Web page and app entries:
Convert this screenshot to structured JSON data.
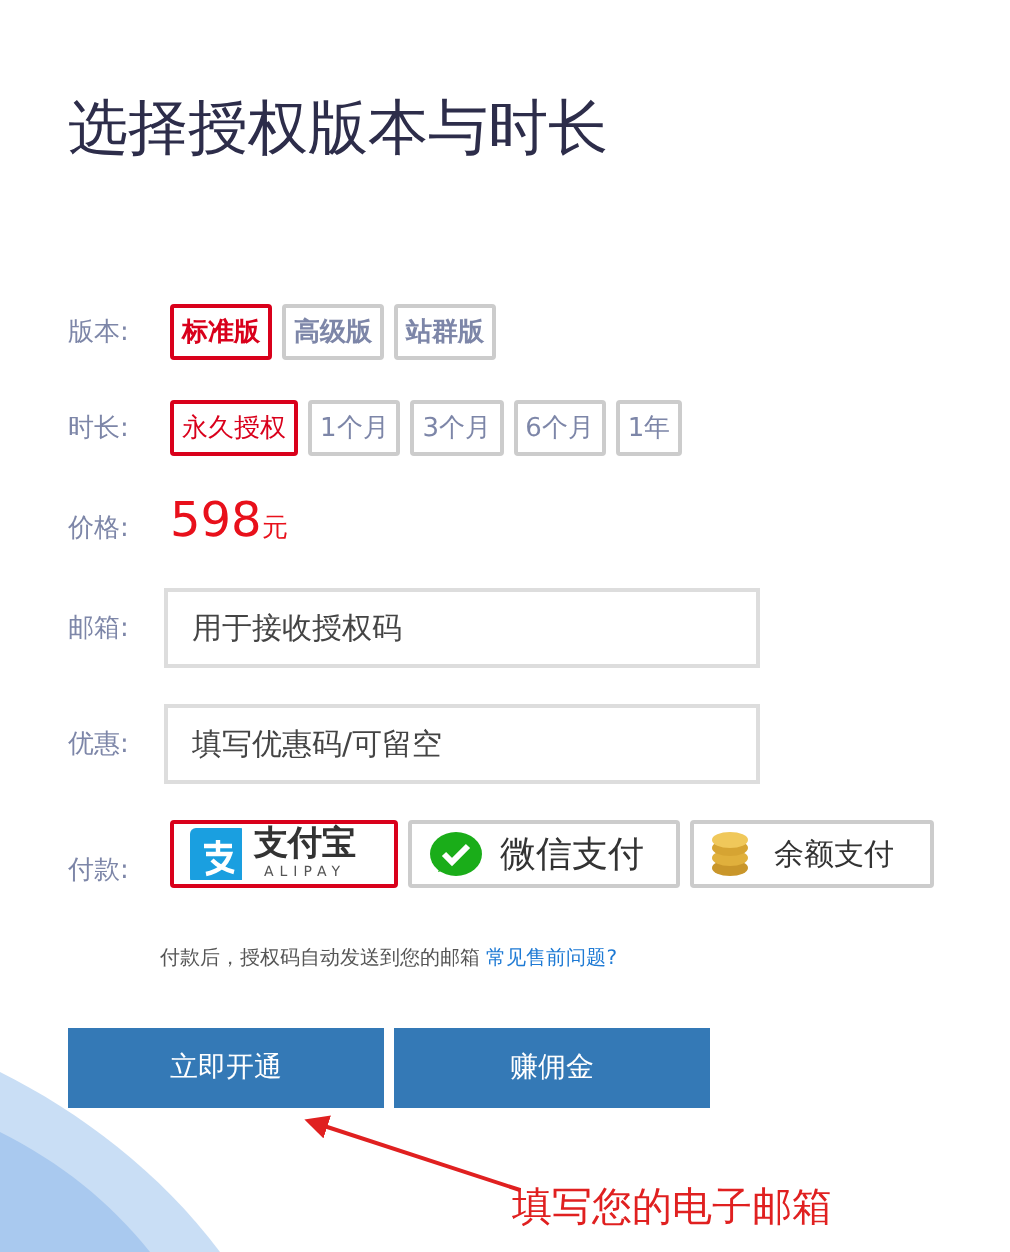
{
  "title": "选择授权版本与时长",
  "edition": {
    "label": "版本:",
    "options": [
      {
        "label": "标准版",
        "selected": true
      },
      {
        "label": "高级版",
        "selected": false
      },
      {
        "label": "站群版",
        "selected": false
      }
    ]
  },
  "duration": {
    "label": "时长:",
    "options": [
      {
        "label": "永久授权",
        "selected": true
      },
      {
        "label": "1个月",
        "selected": false
      },
      {
        "label": "3个月",
        "selected": false
      },
      {
        "label": "6个月",
        "selected": false
      },
      {
        "label": "1年",
        "selected": false
      }
    ]
  },
  "price": {
    "label": "价格:",
    "amount": "598",
    "unit": "元"
  },
  "email": {
    "label": "邮箱:",
    "placeholder": "用于接收授权码"
  },
  "coupon": {
    "label": "优惠:",
    "placeholder": "填写优惠码/可留空"
  },
  "payment": {
    "label": "付款:",
    "options": [
      {
        "kind": "alipay",
        "title": "支付宝",
        "subtitle": "ALIPAY",
        "selected": true
      },
      {
        "kind": "wechat",
        "title": "微信支付",
        "selected": false
      },
      {
        "kind": "balance",
        "title": "余额支付",
        "selected": false
      }
    ]
  },
  "note": {
    "text": "付款后，授权码自动发送到您的邮箱",
    "link": "常见售前问题?"
  },
  "buttons": [
    "立即开通",
    "赚佣金"
  ],
  "annotation": "填写您的电子邮箱"
}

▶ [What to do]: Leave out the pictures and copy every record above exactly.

▶ [Task output]:
Convert this screenshot to structured JSON data.
{
  "title": "选择授权版本与时长",
  "edition": {
    "label": "版本:",
    "options": [
      {
        "label": "标准版",
        "selected": true
      },
      {
        "label": "高级版",
        "selected": false
      },
      {
        "label": "站群版",
        "selected": false
      }
    ]
  },
  "duration": {
    "label": "时长:",
    "options": [
      {
        "label": "永久授权",
        "selected": true
      },
      {
        "label": "1个月",
        "selected": false
      },
      {
        "label": "3个月",
        "selected": false
      },
      {
        "label": "6个月",
        "selected": false
      },
      {
        "label": "1年",
        "selected": false
      }
    ]
  },
  "price": {
    "label": "价格:",
    "amount": "598",
    "unit": "元"
  },
  "email": {
    "label": "邮箱:",
    "placeholder": "用于接收授权码"
  },
  "coupon": {
    "label": "优惠:",
    "placeholder": "填写优惠码/可留空"
  },
  "payment": {
    "label": "付款:",
    "options": [
      {
        "kind": "alipay",
        "title": "支付宝",
        "subtitle": "ALIPAY",
        "selected": true
      },
      {
        "kind": "wechat",
        "title": "微信支付",
        "selected": false
      },
      {
        "kind": "balance",
        "title": "余额支付",
        "selected": false
      }
    ]
  },
  "note": {
    "text": "付款后，授权码自动发送到您的邮箱",
    "link": "常见售前问题?"
  },
  "buttons": [
    "立即开通",
    "赚佣金"
  ],
  "annotation": "填写您的电子邮箱"
}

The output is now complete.